Madhya Pradesh forest department has planted 70 indigenous plant species, become the first in country to radio tag Pangolins, earned the title of Tiger state with highest number of tigers, revived population of vultures and state animal Barasingha.
However, with these success stories, there is another side where MP has lost 10 tigers during lockdown. Further, due to heritage fest in March, many vultures lost their homes and some even lives.
A recent study found that an alarming 43% of the area, where tiger breeding occurs, and 57% of the tiger conservation landscapes are within 5 km distance of a road, thus increasing the negative impacts on tigers and their prey.
The study cited threat to Tigers in Panna. Not much after, this week, a video of a man coming face to face with a tiger outside the reserve went viral.
There are many flora and fauna initiatives, which bring hope for the state’s future. On International Day for Biological Diversity that aims to increase understanding and awareness of biodiversity issues, we bring some positive changes seen in flora and fauna of MP.
However, we must remember that this is just the beginning. MP still a long way to go conserve its flora and fauna, which requires persistent efforts.
Threatened Flora of MP
About 32 species of plants in Madhya Pradesh that are rare and threatened. Madhya Pradesh have 32 varieties of such plants like Gondi (Cordia sinensis), Kuchla (Strychnos nux-vomica), Udaal (Sterculia villosa), Rohida (Tecomella undulata), among others that are rare and on the verge of extinction. The extinction of these species will also have an adverse effect even on climate change and increase global warming.

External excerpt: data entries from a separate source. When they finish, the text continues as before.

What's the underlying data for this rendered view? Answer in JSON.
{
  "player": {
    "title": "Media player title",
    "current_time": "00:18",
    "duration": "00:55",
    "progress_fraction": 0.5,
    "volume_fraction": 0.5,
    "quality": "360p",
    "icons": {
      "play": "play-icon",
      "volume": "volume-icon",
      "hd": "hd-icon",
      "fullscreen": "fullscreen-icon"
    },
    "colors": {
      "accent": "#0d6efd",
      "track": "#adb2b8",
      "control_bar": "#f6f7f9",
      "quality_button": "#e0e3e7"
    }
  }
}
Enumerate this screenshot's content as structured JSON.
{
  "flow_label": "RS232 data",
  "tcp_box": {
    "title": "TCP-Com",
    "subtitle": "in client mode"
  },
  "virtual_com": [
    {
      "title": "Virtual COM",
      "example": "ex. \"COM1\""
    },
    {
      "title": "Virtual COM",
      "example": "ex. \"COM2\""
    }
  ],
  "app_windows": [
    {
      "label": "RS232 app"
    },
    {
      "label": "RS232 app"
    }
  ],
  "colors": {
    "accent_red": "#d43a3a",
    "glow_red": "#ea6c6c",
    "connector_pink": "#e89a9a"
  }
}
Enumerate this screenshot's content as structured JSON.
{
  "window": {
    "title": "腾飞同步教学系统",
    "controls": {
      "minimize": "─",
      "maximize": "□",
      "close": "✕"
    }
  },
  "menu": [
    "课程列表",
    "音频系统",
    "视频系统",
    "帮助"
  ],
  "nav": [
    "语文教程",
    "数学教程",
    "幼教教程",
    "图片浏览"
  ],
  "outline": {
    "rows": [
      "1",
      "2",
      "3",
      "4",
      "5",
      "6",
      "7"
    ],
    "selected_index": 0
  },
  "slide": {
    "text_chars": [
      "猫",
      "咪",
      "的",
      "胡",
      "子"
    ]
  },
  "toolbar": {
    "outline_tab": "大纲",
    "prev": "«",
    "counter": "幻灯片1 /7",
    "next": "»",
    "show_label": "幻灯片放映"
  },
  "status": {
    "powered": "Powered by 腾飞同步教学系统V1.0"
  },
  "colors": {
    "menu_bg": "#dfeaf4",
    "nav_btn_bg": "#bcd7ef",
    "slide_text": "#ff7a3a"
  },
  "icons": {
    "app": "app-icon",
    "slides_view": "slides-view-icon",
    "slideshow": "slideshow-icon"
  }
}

About 8 mammals, 4 bird species, 3 reptiles and 4 insect species that are native to Madhya Pradesh are now endangered. These animals include various well-known mammals like Tiger and Leopard and many such less-talked about yet essential mammals like Gaur (Indian Bison) and Bengal Fox.
Among birds, Lesser Florican, Green Munia, Great Indian Buster and Forest Owelet are endangered species. Owelet and others are only found in Central India in the world.
State Animal: Barasingha reviving after 5 decades
Hard ground swamp deer (Barasingha or Rucervus duvaucelii), which is the state animal of Madhya Pradesh, is finally reviving its population again in Kanha National Park and Tiger Reserve (KNPTR). The state animal was close to extinction for a long time for about five decades.
Finally, the population of this unique and charming species is now up to 800.
In 1967, the numbers of swamp deer decreased to 66 due to rampant hunting, habitat loss and diseases. The number was estimated at around 551 in 1953.
Various conservation methods were used, including habitat improvement and captive breeding that led to an increase in the population to around 450 in 2015. In 2020, the population has finally come up to 800, as confirmed by forest officials.
Reviving indigenous species of Bamboo
Madhya Pradesh Forest Department in 2019 planted 70 lakh saplings of threatened tree species in a bid to revive biodiversity, support livelihoods and combat climate change. This includes revival of those species which are indigenous and were lost during the British-era. The era focused on high-value timber, which threatened the survival of these indigenous species.
In 2019, Madhya Pradesh Forest Department planted 70 lakh saplings of indigenous species to combat climate change, support livelihoods. In 2020, Forest Department has planned to plant bamboo in an area of 4,000 hectares in the year 2020. This area includes 2400 hectare forest area and 1600 hectare private land of farmers.
As many 17 lakh 56 thousand bamboo saplings will be planted in the state in this financial year, on which an amount of about Rs 25 crore will be spent under MP Bamboo Mission.
MP led the way in conservation of the species with world’s first radio-tagged Indian pangolins. Forest officials tagged two pangolins rescued from poachers and has rehabilitated them in Satpura Tiger Reserve in Hoshangabad and is successfully monitoring them for the last three months now.
Globally, pangolins have seen a rapid reduction in population. The projected population declines range from 50 percent to 80 percent.
Pangolins are listed under Schedule I of the Wildlife Protection Act, 1972. They are threatened and have equal protection like tigers, are most trafficked mammals for their scales.